Merchants were an important feature of the ancient commercial landscape. This chapter examines the merchant’s dilemma, the conditions that gave rise to their appearance, and the way that merchants operated in the ancient world. Structures of operation discussed include commenda partnerships, diaspora communities, and the role merchants played in the development of the putting-out system of managed production. Examples discussed include tribal merchants in New Guinea and South India as well as merchants in the state-level societies of Bronze Age Assur and Aztec Mexico.
Marketplaces were the lifeblood of household provisioning and occurred in many state and stateless societies throughout the ancient and premodern past. This chapter examines the nature of market exchange, the different types of marketplaces documented in societies of different scale, and the factors involved in their origin. Case studies are discussed from multiple state and stateless societies around the world.
This chapter introduces an analytical framework suitable for studying ancient and premodern economies in a comparative perspective. It defines the economy in objective terms, discusses difficulties that must be addressed in developing a comparative understanding of ancient economies, and summarizes the general organization of the volume.
This chapter examines four forces that fostered the development of centralized leadership in early complex societies: the development of resource-holding groups, the intensification of production, the need for mutual protection, and the necessity of regulating interaction with neighboring groups. The palace was an important institution in many early societies, and the Bronze Age kingdoms of Old Kingdom Egypt and Canaanite Ugarit are examined for how they were organized.
Institutions were also financed through economic transfers that drew resources from the individuals that institutions were intended to serve. Two different types of transfers are discussed: euergetistic, or voluntary, contributions made by wealthy patrons in Greco-Roman societies, and involuntary forms of taxation found in many ancient societies. The chapter also discusses forms of tax collection and the use of rents in order to fund institutions.
Households were dynamic economic units organized for their collective well-being. The nature of this dynamic organization is discussed and illustrated using information on household diversification in 16th-century Central Mexico and the role of Indian households in trans-Asian textile exchange. Finally, the house model of society is discussed as a template for organizing formal institutions in early complex societies.
This final chapter provides a summary overview of the main topics raised in the volume. It reiterates that economic plasticity is a fundamental feature of both past and present economies and that economic structure is an important facet that needs more concerted investigation and effort to understand.
Noninstitutional craft production was the foundation of the ancient commercial economy.
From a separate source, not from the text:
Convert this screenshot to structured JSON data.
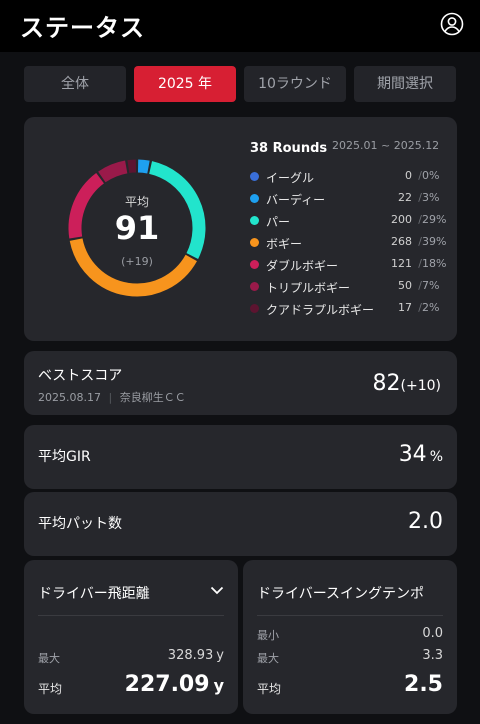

This chapter discusses the origin of craft production, and how artisans engaged in craft production and overcame the risks and uncertainties associated with it. Differences in the scale and organization of craft production are examined along with how forms of distribution affected the development of full- and part-time craft production.